PHS Policy IV.C.1.a-b: “Procedures with animals will avoid or minimize discomfort, distress, and pain to the animals, consistent with sound research design. Procedures that may cause more than momentary or slight pain or distress to the animals will be performed with appropriate sedation, analgesia, or anesthesia, unless the procedure is justified for scientific reasons in writing by the investigator.”
Guide for the Care and Use of Laboratory Animals, p. 64: “An integral component of veterinary medical care is prevention or alleviation of pain associated with procedural and surgical protocols…Pain is a stressor and, if not relieved, can lead to unacceptable levels of stress and distress in animals. The proper use of anesthetics and analgesics in research animals is an ethical and scientific imperative…In general, unless the contrary is known or established, it should be assumed that procedures that cause pain in humans also cause pain in animals.”

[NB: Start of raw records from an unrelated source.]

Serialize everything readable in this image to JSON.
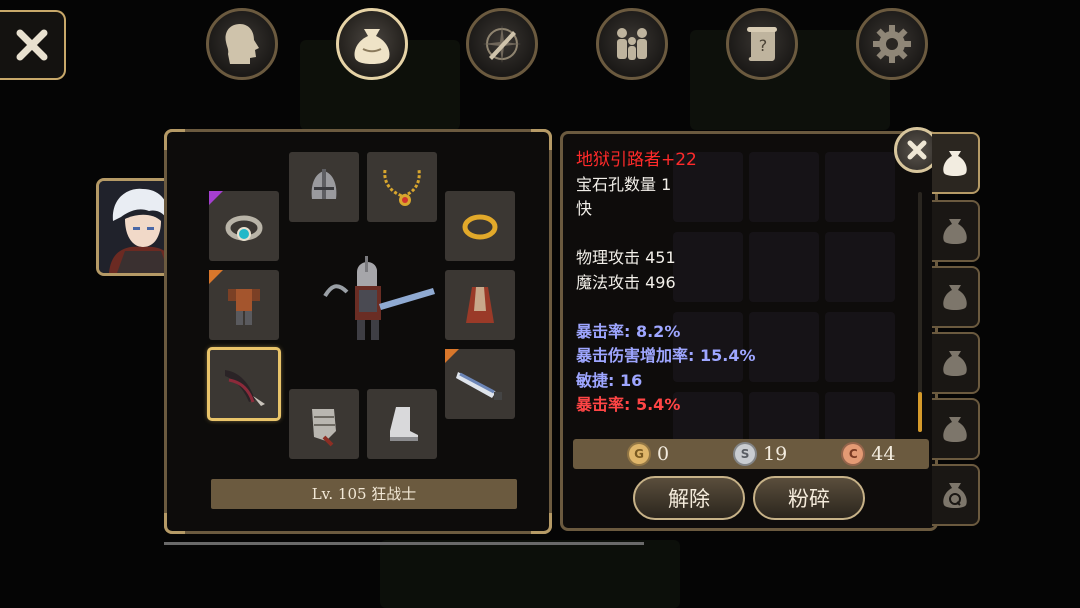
{
  "top_tabs": [
    {
      "name": "character",
      "icon": "head-silhouette-icon"
    },
    {
      "name": "inventory",
      "icon": "bag-icon",
      "active": true
    },
    {
      "name": "skills",
      "icon": "sword-compass-icon"
    },
    {
      "name": "party",
      "icon": "people-icon"
    },
    {
      "name": "quests",
      "icon": "scroll-icon"
    },
    {
      "name": "settings",
      "icon": "gear-icon"
    }
  ],
  "equipment": {
    "level_text": "Lv. 105 狂战士",
    "slots": [
      {
        "slot": "helmet",
        "icon": "helmet-icon",
        "rarity": null
      },
      {
        "slot": "necklace",
        "icon": "necklace-icon",
        "rarity": null
      },
      {
        "slot": "gem-bracelet",
        "icon": "gem-bracelet-icon",
        "rarity": "purple"
      },
      {
        "slot": "ring",
        "icon": "gold-ring-icon",
        "rarity": null
      },
      {
        "slot": "armor",
        "icon": "armor-icon",
        "rarity": "orange"
      },
      {
        "slot": "cape",
        "icon": "cape-icon",
        "rarity": null
      },
      {
        "slot": "weapon-main",
        "icon": "claw-weapon-icon",
        "rarity": null,
        "selected": true
      },
      {
        "slot": "weapon-off",
        "icon": "greatsword-icon",
        "rarity": "orange"
      },
      {
        "slot": "gloves",
        "icon": "gloves-icon",
        "rarity": null
      },
      {
        "slot": "boots",
        "icon": "boots-icon",
        "rarity": null
      }
    ]
  },
  "item": {
    "name": "地狱引路者+22",
    "lines": [
      {
        "text": "宝石孔数量 1",
        "style": "white"
      },
      {
        "text": "快",
        "style": "white"
      },
      {
        "text": "",
        "style": "white"
      },
      {
        "text": "物理攻击 451",
        "style": "white"
      },
      {
        "text": "魔法攻击 496",
        "style": "white"
      },
      {
        "text": "",
        "style": "white"
      },
      {
        "text": "暴击率: 8.2%",
        "style": "blue"
      },
      {
        "text": "暴击伤害增加率: 15.4%",
        "style": "blue"
      },
      {
        "text": "敏捷: 16",
        "style": "blue"
      },
      {
        "text": "暴击率: 5.4%",
        "style": "red"
      }
    ]
  },
  "currency": {
    "gold": {
      "symbol": "G",
      "value": "0"
    },
    "silver": {
      "symbol": "S",
      "value": "19"
    },
    "copper": {
      "symbol": "C",
      "value": "44"
    }
  },
  "actions": {
    "unequip_label": "解除",
    "smash_label": "粉碎"
  },
  "colors": {
    "frame": "#6b5a3f",
    "gold_accent": "#e9c46a",
    "item_name": "#ff2a2a",
    "stat_blue": "#9ea6ff",
    "stat_red": "#ff4545"
  }
}
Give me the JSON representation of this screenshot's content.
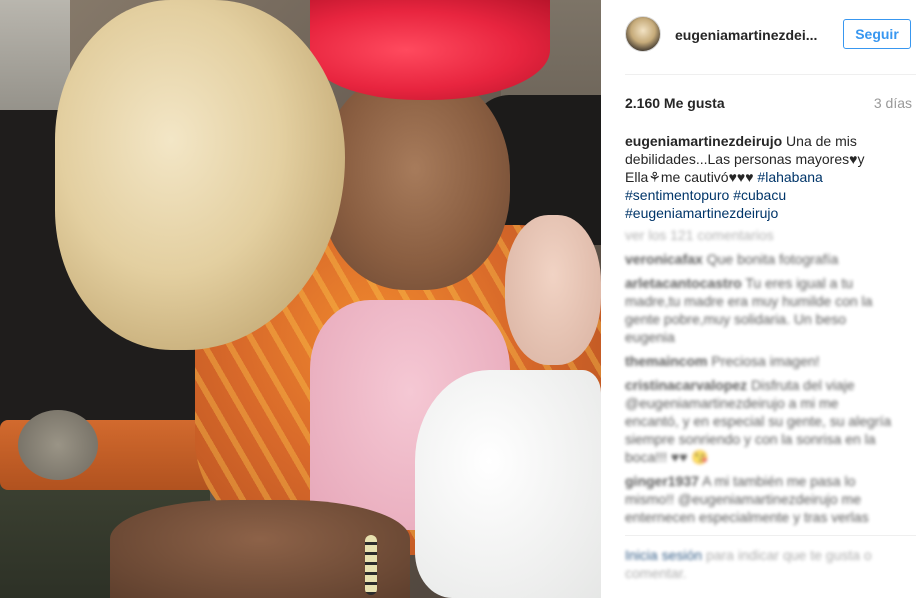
{
  "post": {
    "username": "eugeniamartinezdei...",
    "follow_label": "Seguir",
    "likes": "2.160 Me gusta",
    "time_ago": "3 días",
    "caption": {
      "user": "eugeniamartinezdeirujo",
      "text": "Una de mis debilidades...Las personas mayores♥y Ella⚘me cautivó♥♥♥",
      "tags": [
        "#lahabana",
        "#sentimentopuro",
        "#cubacu",
        "#eugeniamartinezdeirujo"
      ]
    },
    "view_all": "ver los 121 comentarios",
    "comments": [
      {
        "user": "veronicafax",
        "text": "Que bonita fotografía"
      },
      {
        "user": "arletacantocastro",
        "text": "Tu eres igual a tu madre,tu madre era muy humilde con la gente pobre,muy solidaria. Un beso eugenia"
      },
      {
        "user": "themaincom",
        "text": "Preciosa imagen!"
      },
      {
        "user": "cristinacarvalopez",
        "text": "Disfruta del viaje @eugeniamartinezdeirujo a mi me encantó, y en especial su gente, su alegría siempre sonriendo y con la sonrisa en la boca!!! ♥♥ 😘"
      },
      {
        "user": "ginger1937",
        "text": "A mi también me pasa lo mismo!! @eugeniamartinezdeirujo me enternecen especialmente y tras verlas"
      }
    ],
    "footer": {
      "login": "Inicia sesión",
      "rest": "para indicar que te gusta o comentar."
    }
  }
}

• Analgesics must be provided to all animals following survival surgery unless scientific justification for withholding post-operative analgesics is provided by the investigator and approved by the IACUC, or if an ACS veterinarian examines the animal and determines that analgesic administration is no longer necessary. In cases where post-operative analgesics can /will not be administered for scientific reasons, the animals must be listed in Pain Category 3 (i.e., pain/distress cannot be relieved by use of anesthetics, analgesics, or tranquilizers as the use of these agents would interfere with the experimental design).
• The use of local pain-relieving drugs such as Marcaine® (bupivacaine), in addition to systemic analgesia, may be indicated for some procedures resulting in significant disruption of the skin (e.g., Alzet® pump placement, catheter exteriorization), as these drugs may help to block the onset of the pain cascade due to disruption of the dermal nerve cells. Local analgesics are not intended for use in lieu of systemic analgesics, unless the withholding of systemic analgesia is scientifically justified.
• Major survival surgeries require at least 48 hours of post-operative analgesia, and then as needed if the animal still appears to be in pain. For major survival surgeries, consultation with the veterinarian should also include consideration of pre-operative analgesia. A major survival surgery is defined as any procedure that penetrates and exposes a body cavity, produces substantial impairment of physical or physiologic functions, or any procedure that requires the use of more than a single application of a short-term anesthetic.
• Minor procedures require at least 24 hours of post-operative analgesia, and then as needed if the animal still appears to be in pain.
• For guidance on analgesic selection and use, please contact the Thiel veterinarian or see Normative Data and Guidelines for Selection and Use of Anesthetics, Analgesics, and Tranquilizers in Laboratory Animals.